Visualization is also a helpful strategy, according to Joyel Crawford:
Visualize the conversation. Imagine yourself sharing results-based information. Envision yourself talking to your boss about your ability to proactively problem-solve, explaining the value you’ve added to the business (increased revenue/sales/headcount, driven efficiencies, dollars saved, process improvements, etc.). Draft a proposal, and use it as your script. Practice makes perfect—and doing it will prepare you for the real thing.
Print out an outline of some talking points and ask for help from a friend or partner to practice what you want to say. Or do what I do every morning…
If you feel so inclined, go through a few possible scenarios with your friend. Ask him or her to challenge you with the types of questions your boss might ask during your discussion. This role playing is an excellent way to ensure you are as prepared as possible for your salary negotiation.
Know your numbers
Have a number in mind, but don’t toss it out. Do some research to determine what others in your industry and your geographic area are making. Really take the time to consider your current rate of compensation, as well as the current scope of your work.
Do not hesitate to do a little research so that you can make an informed case for a raise. You don’t want to bombard your boss with various numbers and statistics, but it’s a good idea to have them in your back pocket, just in case.
Someone working in New York City can expect to make more than someone doing the same job in Nashville. There are websites dedicated to helping you with this. Check out glassdoor.com or payscale.com.
Ask around about compensation.
Discuss salary with your co-workers. It is not legal to fire employees for discussing salary. Many employers use the taboo of talking about salary to underpay everyone. Still, being subtle when you ask your colleagues about compensation is a good idea.
Gather the information you need from colleagues who you know and trust, and avoid complaining about your compensation in the workplace. Spreading negativity about your compensation among your coworkers isn’t going to do you any favors when it comes time to ask for a raise.

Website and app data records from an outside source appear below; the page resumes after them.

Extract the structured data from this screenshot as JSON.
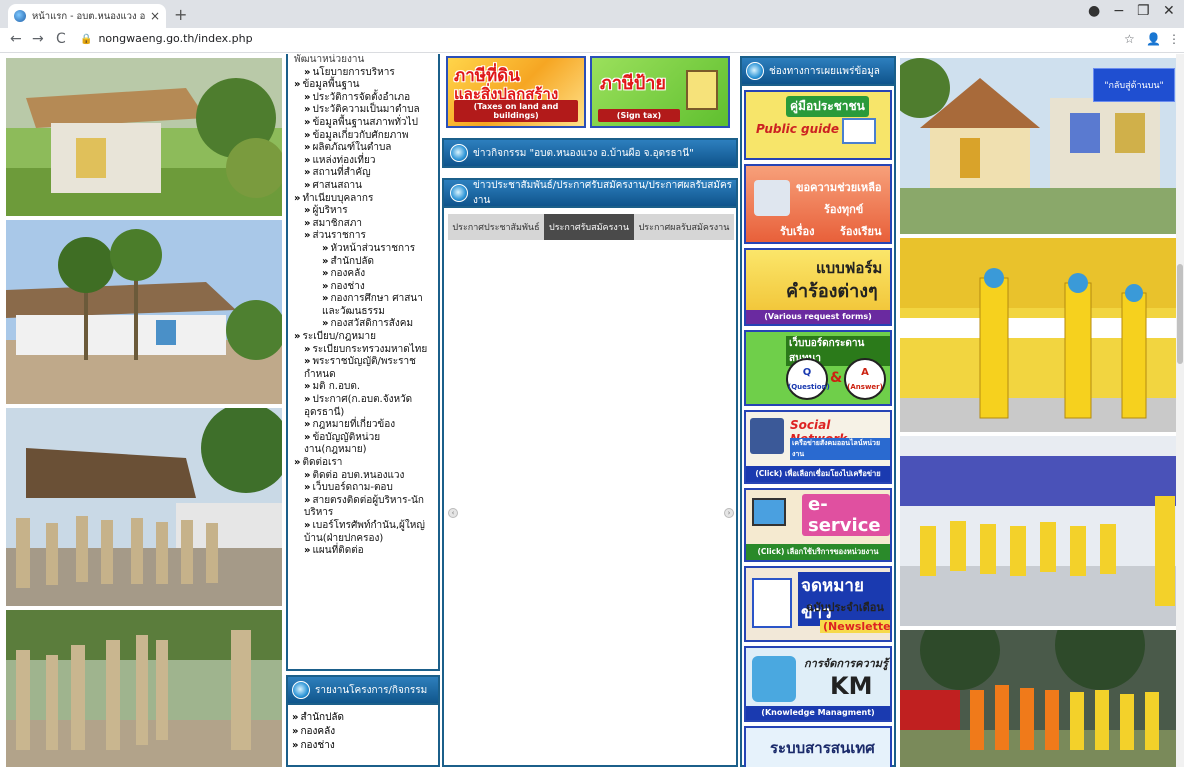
{
  "browser": {
    "tab_title": "หน้าแรก - อบต.หนองแวง อ.บ้านผือ จ.",
    "tab_close": "×",
    "new_tab": "+",
    "url": "nongwaeng.go.th/index.php",
    "min": "−",
    "restore": "❐",
    "close": "✕",
    "back": "←",
    "forward": "→",
    "reload": "C",
    "star": "☆",
    "more": "⋮"
  },
  "menu": {
    "items": [
      {
        "level": 1,
        "label": "นโยบายการบริหาร"
      },
      {
        "level": 0,
        "label": "ข้อมูลพื้นฐาน"
      },
      {
        "level": 1,
        "label": "ประวัติการจัดตั้งอำเภอ"
      },
      {
        "level": 1,
        "label": "ประวัติความเป็นมาตำบล"
      },
      {
        "level": 1,
        "label": "ข้อมูลพื้นฐานสภาพทั่วไป"
      },
      {
        "level": 1,
        "label": "ข้อมูลเกี่ยวกับศักยภาพ"
      },
      {
        "level": 1,
        "label": "ผลิตภัณฑ์ในตำบล"
      },
      {
        "level": 1,
        "label": "แหล่งท่องเที่ยว"
      },
      {
        "level": 1,
        "label": "สถานที่สำคัญ"
      },
      {
        "level": 1,
        "label": "ศาสนสถาน"
      },
      {
        "level": 0,
        "label": "ทำเนียบบุคลากร"
      },
      {
        "level": 1,
        "label": "ผู้บริหาร"
      },
      {
        "level": 1,
        "label": "สมาชิกสภา"
      },
      {
        "level": 1,
        "label": "ส่วนราชการ"
      },
      {
        "level": 2,
        "label": "หัวหน้าส่วนราชการ"
      },
      {
        "level": 2,
        "label": "สำนักปลัด"
      },
      {
        "level": 2,
        "label": "กองคลัง"
      },
      {
        "level": 2,
        "label": "กองช่าง"
      },
      {
        "level": 2,
        "label": "กองการศึกษา ศาสนาและวัฒนธรรม"
      },
      {
        "level": 2,
        "label": "กองสวัสดิการสังคม"
      },
      {
        "level": 0,
        "label": "ระเบียบ/กฎหมาย"
      },
      {
        "level": 1,
        "label": "ระเบียบกระทรวงมหาดไทย"
      },
      {
        "level": 1,
        "label": "พระราชบัญญัติ/พระราชกำหนด"
      },
      {
        "level": 1,
        "label": "มติ ก.อบต."
      },
      {
        "level": 1,
        "label": "ประกาศ(ก.อบต.จังหวัดอุดรธานี)"
      },
      {
        "level": 1,
        "label": "กฎหมายที่เกี่ยวข้อง"
      },
      {
        "level": 1,
        "label": "ข้อบัญญัติหน่วยงาน(กฎหมาย)"
      },
      {
        "level": 0,
        "label": "ติดต่อเรา"
      },
      {
        "level": 1,
        "label": "ติดต่อ อบต.หนองแวง"
      },
      {
        "level": 1,
        "label": "เว็บบอร์ดถาม-ตอบ"
      },
      {
        "level": 1,
        "label": "สายตรงติดต่อผู้บริหาร-นักบริหาร"
      },
      {
        "level": 1,
        "label": "เบอร์โทรศัพท์กำนัน,ผู้ใหญ่บ้าน(ฝ่ายปกครอง)"
      },
      {
        "level": 1,
        "label": "แผนที่ติดต่อ"
      }
    ],
    "cut_top": "พัฒนาหน่วยงาน"
  },
  "menu2": {
    "title": "รายงานโครงการ/กิจกรรม",
    "items": [
      "สำนักปลัด",
      "กองคลัง",
      "กองช่าง"
    ]
  },
  "banners": {
    "tax_land_line1": "ภาษีที่ดิน",
    "tax_land_line2": "และสิ่งปลูกสร้าง",
    "tax_land_en": "(Taxes on land and buildings)",
    "tax_sign_th": "ภาษีป้าย",
    "tax_sign_en": "(Sign tax)"
  },
  "middle": {
    "activity_title": "ข่าวกิจกรรม \"อบต.หนองแวง อ.บ้านผือ จ.อุดรธานี\"",
    "pr_title": "ข่าวประชาสัมพันธ์/ประกาศรับสมัครงาน/ประกาศผลรับสมัครงาน",
    "tabs": [
      "ประกาศประชาสัมพันธ์",
      "ประกาศรับสมัครงาน",
      "ประกาศผลรับสมัครงาน"
    ],
    "active_tab": 1,
    "prev": "‹",
    "next": "›"
  },
  "right": {
    "title": "ช่องทางการเผยแพร่ข้อมูล",
    "public_guide_th": "คู่มือประชาชน",
    "public_guide_en": "Public guide",
    "help_title": "ขอความช่วยเหลือ",
    "help_1": "ร้องทุกข์",
    "help_2": "รับเรื่อง",
    "help_3": "ร้องเรียน",
    "form_title": "แบบฟอร์ม",
    "form_big": "คำร้องต่างๆ",
    "form_en": "(Various request forms)",
    "qa_title": "เว็บบอร์ดกระดานสนทนา",
    "qa_q": "Q",
    "qa_qe": "(Question)",
    "qa_amp": "&",
    "qa_a": "A",
    "qa_ae": "(Answer)",
    "social_title": "Social Network",
    "social_sub": "เครือข่ายสังคมออนไลน์หน่วยงาน",
    "social_click": "(Click) เพื่อเลือกเชื่อมโยงไปเครือข่าย",
    "eservice": "e-service",
    "eservice_click": "(Click) เลือกใช้บริการของหน่วยงาน",
    "news_title": "จดหมายข่าว",
    "news_sub": "ฉบับประจำเดือน",
    "news_en": "(Newsletter)",
    "km_title": "การจัดการความรู้",
    "km_big": "KM",
    "km_en": "(Knowledge Managment)",
    "info_title": "ระบบสารสนเทศ"
  },
  "gotop": "\"กลับสู่ด้านบน\"",
  "colors": {
    "header_blue": "#10568c",
    "border_blue": "#1b5f8a",
    "gotop_blue": "#1f4fd1"
  }
}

We’re asking for a raise here, not starting a revolution.
Its not just salary
Is there the possibility of negotiating better benefits, such ask 401k contributions? Can you employer contribute more, or are there better stock options available for someone who is providing mad value to the company?

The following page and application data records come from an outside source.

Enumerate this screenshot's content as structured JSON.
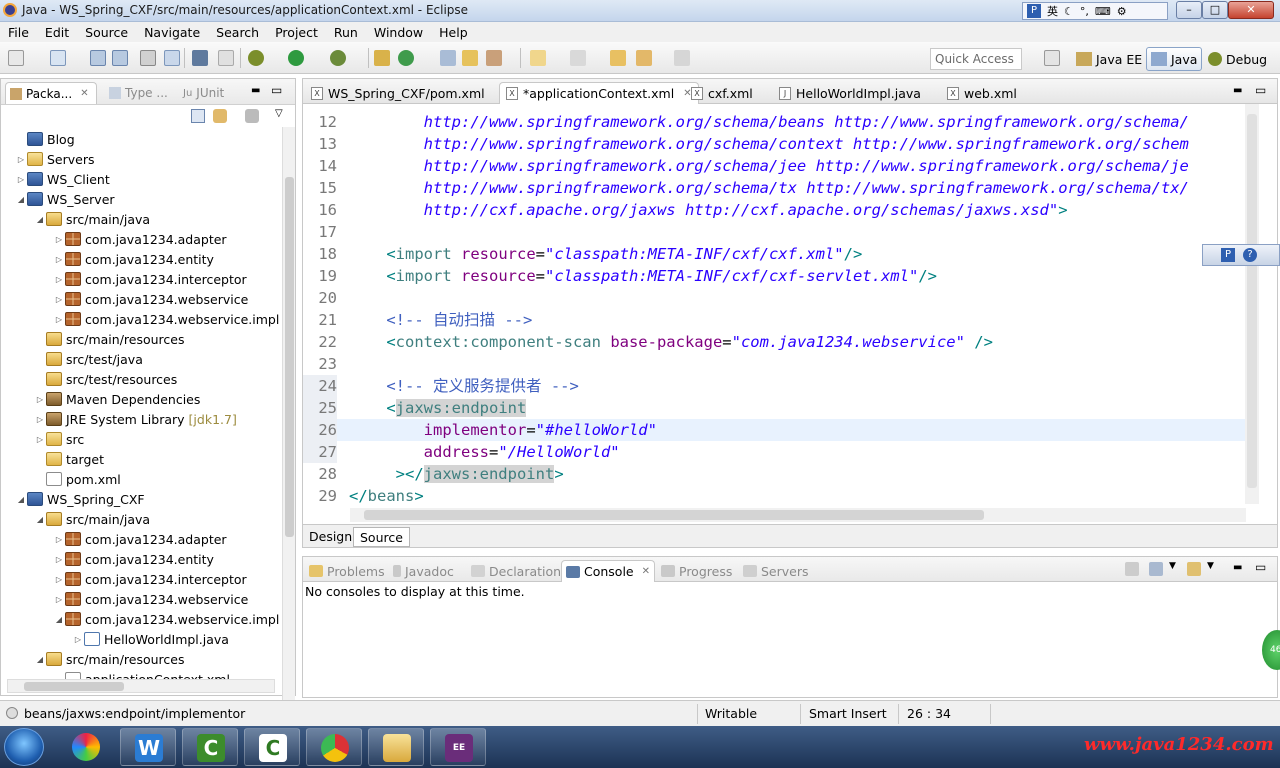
{
  "window": {
    "title": "Java - WS_Spring_CXF/src/main/resources/applicationContext.xml - Eclipse",
    "ime_label": "英"
  },
  "menu": [
    "File",
    "Edit",
    "Source",
    "Navigate",
    "Search",
    "Project",
    "Run",
    "Window",
    "Help"
  ],
  "toolbar": {
    "quick_access_placeholder": "Quick Access",
    "perspectives": [
      {
        "label": "Java EE",
        "active": false
      },
      {
        "label": "Java",
        "active": true
      },
      {
        "label": "Debug",
        "active": false
      }
    ]
  },
  "package_explorer": {
    "tabs": [
      {
        "label": "Packa...",
        "active": true
      },
      {
        "label": "Type ...",
        "active": false
      },
      {
        "label": "JUnit",
        "active": false
      }
    ],
    "items": [
      {
        "label": "Blog",
        "icon": "project-icon",
        "depth": 0,
        "expanded": null
      },
      {
        "label": "Servers",
        "icon": "folder-icon",
        "depth": 0,
        "expanded": false
      },
      {
        "label": "WS_Client",
        "icon": "project-icon",
        "depth": 0,
        "expanded": false
      },
      {
        "label": "WS_Server",
        "icon": "project-icon",
        "depth": 0,
        "expanded": true
      },
      {
        "label": "src/main/java",
        "icon": "source-folder-icon",
        "depth": 1,
        "expanded": true
      },
      {
        "label": "com.java1234.adapter",
        "icon": "package-icon",
        "depth": 2,
        "expanded": false
      },
      {
        "label": "com.java1234.entity",
        "icon": "package-icon",
        "depth": 2,
        "expanded": false
      },
      {
        "label": "com.java1234.interceptor",
        "icon": "package-icon",
        "depth": 2,
        "expanded": false
      },
      {
        "label": "com.java1234.webservice",
        "icon": "package-icon",
        "depth": 2,
        "expanded": false
      },
      {
        "label": "com.java1234.webservice.impl",
        "icon": "package-icon",
        "depth": 2,
        "expanded": false
      },
      {
        "label": "src/main/resources",
        "icon": "source-folder-icon",
        "depth": 1,
        "expanded": null
      },
      {
        "label": "src/test/java",
        "icon": "source-folder-icon",
        "depth": 1,
        "expanded": null
      },
      {
        "label": "src/test/resources",
        "icon": "source-folder-icon",
        "depth": 1,
        "expanded": null
      },
      {
        "label": "Maven Dependencies",
        "icon": "library-icon",
        "depth": 1,
        "expanded": false
      },
      {
        "label": "JRE System Library",
        "decoration": "[jdk1.7]",
        "icon": "library-icon",
        "depth": 1,
        "expanded": false
      },
      {
        "label": "src",
        "icon": "folder-icon",
        "depth": 1,
        "expanded": false
      },
      {
        "label": "target",
        "icon": "folder-icon",
        "depth": 1,
        "expanded": null
      },
      {
        "label": "pom.xml",
        "icon": "xml-file-icon",
        "depth": 1,
        "expanded": null
      },
      {
        "label": "WS_Spring_CXF",
        "icon": "project-icon",
        "depth": 0,
        "expanded": true
      },
      {
        "label": "src/main/java",
        "icon": "source-folder-icon",
        "depth": 1,
        "expanded": true
      },
      {
        "label": "com.java1234.adapter",
        "icon": "package-icon",
        "depth": 2,
        "expanded": false
      },
      {
        "label": "com.java1234.entity",
        "icon": "package-icon",
        "depth": 2,
        "expanded": false
      },
      {
        "label": "com.java1234.interceptor",
        "icon": "package-icon",
        "depth": 2,
        "expanded": false
      },
      {
        "label": "com.java1234.webservice",
        "icon": "package-icon",
        "depth": 2,
        "expanded": false
      },
      {
        "label": "com.java1234.webservice.impl",
        "icon": "package-icon",
        "depth": 2,
        "expanded": true
      },
      {
        "label": "HelloWorldImpl.java",
        "icon": "java-file-icon",
        "depth": 3,
        "expanded": false
      },
      {
        "label": "src/main/resources",
        "icon": "source-folder-icon",
        "depth": 1,
        "expanded": true
      },
      {
        "label": "applicationContext.xml",
        "icon": "xml-file-icon",
        "depth": 2,
        "expanded": null
      }
    ]
  },
  "editor": {
    "tabs": [
      {
        "label": "WS_Spring_CXF/pom.xml",
        "active": false
      },
      {
        "label": "*applicationContext.xml",
        "active": true
      },
      {
        "label": "cxf.xml",
        "active": false
      },
      {
        "label": "HelloWorldImpl.java",
        "active": false
      },
      {
        "label": "web.xml",
        "active": false
      }
    ],
    "current_line": 26,
    "lines": [
      {
        "n": 12,
        "parts": [
          [
            "url",
            "        http://www.springframework.org/schema/beans http://www.springframework.org/schema/"
          ]
        ]
      },
      {
        "n": 13,
        "parts": [
          [
            "url",
            "        http://www.springframework.org/schema/context http://www.springframework.org/schem"
          ]
        ]
      },
      {
        "n": 14,
        "parts": [
          [
            "url",
            "        http://www.springframework.org/schema/jee http://www.springframework.org/schema/je"
          ]
        ]
      },
      {
        "n": 15,
        "parts": [
          [
            "url",
            "        http://www.springframework.org/schema/tx http://www.springframework.org/schema/tx/"
          ]
        ]
      },
      {
        "n": 16,
        "parts": [
          [
            "url",
            "        http://cxf.apache.org/jaxws http://cxf.apache.org/schemas/jaxws.xsd\""
          ],
          [
            "bracket",
            ">"
          ]
        ]
      },
      {
        "n": 17,
        "parts": []
      },
      {
        "n": 18,
        "parts": [
          [
            "bracket",
            "    <"
          ],
          [
            "tag",
            "import "
          ],
          [
            "attr",
            "resource"
          ],
          [
            "plain",
            "="
          ],
          [
            "str",
            "\"classpath:META-INF/cxf/cxf.xml\""
          ],
          [
            "bracket",
            "/>"
          ]
        ]
      },
      {
        "n": 19,
        "parts": [
          [
            "bracket",
            "    <"
          ],
          [
            "tag",
            "import "
          ],
          [
            "attr",
            "resource"
          ],
          [
            "plain",
            "="
          ],
          [
            "str",
            "\"classpath:META-INF/cxf/cxf-servlet.xml\""
          ],
          [
            "bracket",
            "/>"
          ]
        ]
      },
      {
        "n": 20,
        "parts": []
      },
      {
        "n": 21,
        "parts": [
          [
            "cmt",
            "    <!-- 自动扫描 -->"
          ]
        ]
      },
      {
        "n": 22,
        "parts": [
          [
            "bracket",
            "    <"
          ],
          [
            "tag",
            "context:component-scan "
          ],
          [
            "attr",
            "base-package"
          ],
          [
            "plain",
            "="
          ],
          [
            "str",
            "\"com.java1234.webservice\""
          ],
          [
            "bracket",
            " />"
          ]
        ]
      },
      {
        "n": 23,
        "parts": []
      },
      {
        "n": 24,
        "parts": [
          [
            "cmt",
            "    <!-- 定义服务提供者 -->"
          ]
        ]
      },
      {
        "n": 25,
        "parts": [
          [
            "bracket",
            "    <"
          ],
          [
            "hltag",
            "jaxws:endpoint"
          ]
        ]
      },
      {
        "n": 26,
        "parts": [
          [
            "attr",
            "        implementor"
          ],
          [
            "plain",
            "="
          ],
          [
            "str",
            "\"#helloWorld\""
          ]
        ]
      },
      {
        "n": 27,
        "parts": [
          [
            "attr",
            "        address"
          ],
          [
            "plain",
            "="
          ],
          [
            "str",
            "\"/HelloWorld\""
          ]
        ]
      },
      {
        "n": 28,
        "parts": [
          [
            "bracket",
            "     ></"
          ],
          [
            "hltag",
            "jaxws:endpoint"
          ],
          [
            "bracket",
            ">"
          ]
        ]
      },
      {
        "n": 29,
        "parts": [
          [
            "bracket",
            "</"
          ],
          [
            "tag",
            "beans"
          ],
          [
            "bracket",
            ">"
          ]
        ]
      }
    ],
    "mode_tabs": [
      {
        "label": "Design",
        "active": false
      },
      {
        "label": "Source",
        "active": true
      }
    ]
  },
  "bottom_panel": {
    "tabs": [
      {
        "label": "Problems",
        "active": false,
        "icon": "problems-icon"
      },
      {
        "label": "Javadoc",
        "active": false,
        "icon": "javadoc-icon"
      },
      {
        "label": "Declaration",
        "active": false,
        "icon": "declaration-icon"
      },
      {
        "label": "Console",
        "active": true,
        "icon": "console-icon"
      },
      {
        "label": "Progress",
        "active": false,
        "icon": "progress-icon"
      },
      {
        "label": "Servers",
        "active": false,
        "icon": "servers-icon"
      }
    ],
    "message": "No consoles to display at this time."
  },
  "statusbar": {
    "path": "beans/jaxws:endpoint/implementor",
    "mode": "Writable",
    "insert": "Smart Insert",
    "position": "26 : 34"
  },
  "overlay_badge": "46",
  "taskbar": {
    "apps": [
      "start-orb",
      "flash-app",
      "word-app",
      "camtasia-app-1",
      "camtasia-app-2",
      "chrome-app",
      "explorer-app",
      "java-ee-app"
    ],
    "watermark": "www.java1234.com"
  },
  "colors": {
    "url": "#2a00ff",
    "tag": "#3f7f7f",
    "attr": "#7f007f",
    "comment": "#3f5fbf",
    "current_line": "#e8f2fe"
  }
}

Be prepared to counteroffer some alternative benefits or compensation levels if your first attempt does not pan out. You shouldn’t sell yourself short by coming out of the gate with a bare-bones request, but you should also be flexible.

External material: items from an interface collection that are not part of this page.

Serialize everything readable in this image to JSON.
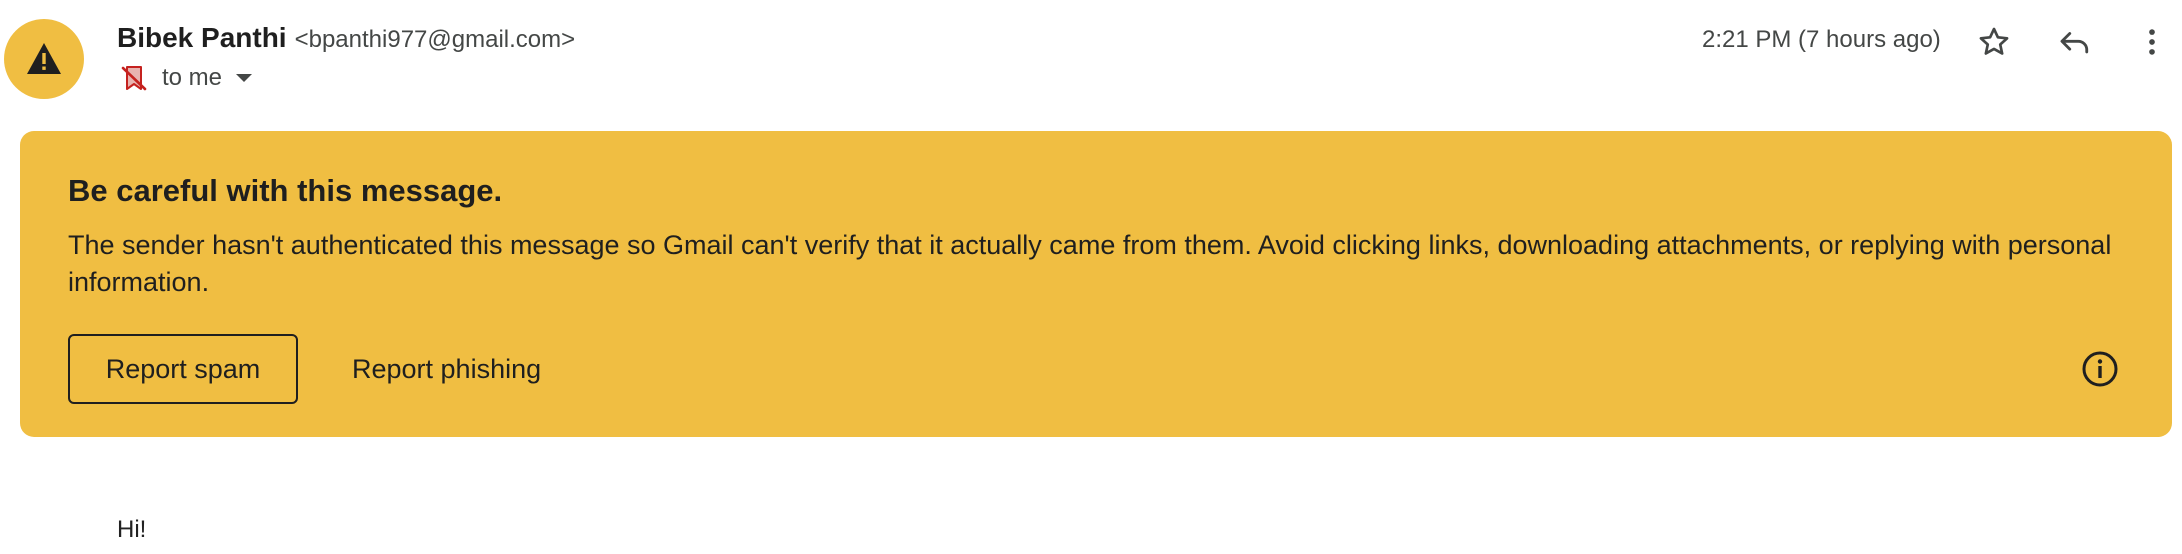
{
  "sender": {
    "name": "Bibek Panthi",
    "email": "<bpanthi977@gmail.com>",
    "avatar_icon": "warning-triangle-icon",
    "avatar_color": "#f0be42"
  },
  "recipient": {
    "label": "to me",
    "status_icon": "unauthenticated-sender-icon",
    "expand_icon": "chevron-down-icon"
  },
  "timestamp": "2:21 PM (7 hours ago)",
  "header_actions": {
    "star_icon": "star-icon",
    "reply_icon": "reply-icon",
    "more_icon": "more-vert-icon"
  },
  "warning_banner": {
    "background": "#f0be42",
    "title": "Be careful with this message.",
    "body": "The sender hasn't authenticated this message so Gmail can't verify that it actually came from them. Avoid clicking links, downloading attachments, or replying with personal information.",
    "report_spam_label": "Report spam",
    "report_phishing_label": "Report phishing",
    "info_icon": "info-icon"
  },
  "message": {
    "text": "Hi!"
  }
}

Good negotiation is not about insisting on a rigid outcome. Rather, it’s about coming together with someone and working to achieve a result that both parties can accept. You cannot expect your employer to be open to really negotiating if you are not.
If your boss values the work you do, he or she will probably want to keep you happy when it comes to your compensation. To that end, don’t think of asking for a raise as a burden on your employer. You are simply asking for what you deserve.
If you have done your due diligence, showing why you deserve more money, asked multiple times and still get no result, you may have to start looking elsewhere. The company doesn’t value you, and you will never have any leverage.
Increasing salary via a new job is generally faster than raising it. And, as a last ditch attempt, you may be able to approach your boss with an offer from another company to entice a raise.
Next time, make sure you ask for a fair salary right out of the gate. It’s much better to start with the level of compensation you want from the outset rather than trying to negotiate with your boss later on, especially when you are relatively new to the position.
If you package it well, sell your value to the company, than it will be a win-win situation. If you have trouble articulating your value, it may be time to start thinking about what more you can do for the company before asking for a raise.
In the end, if done properly asking for a raise should leave everyone happy, including Mr. Beam.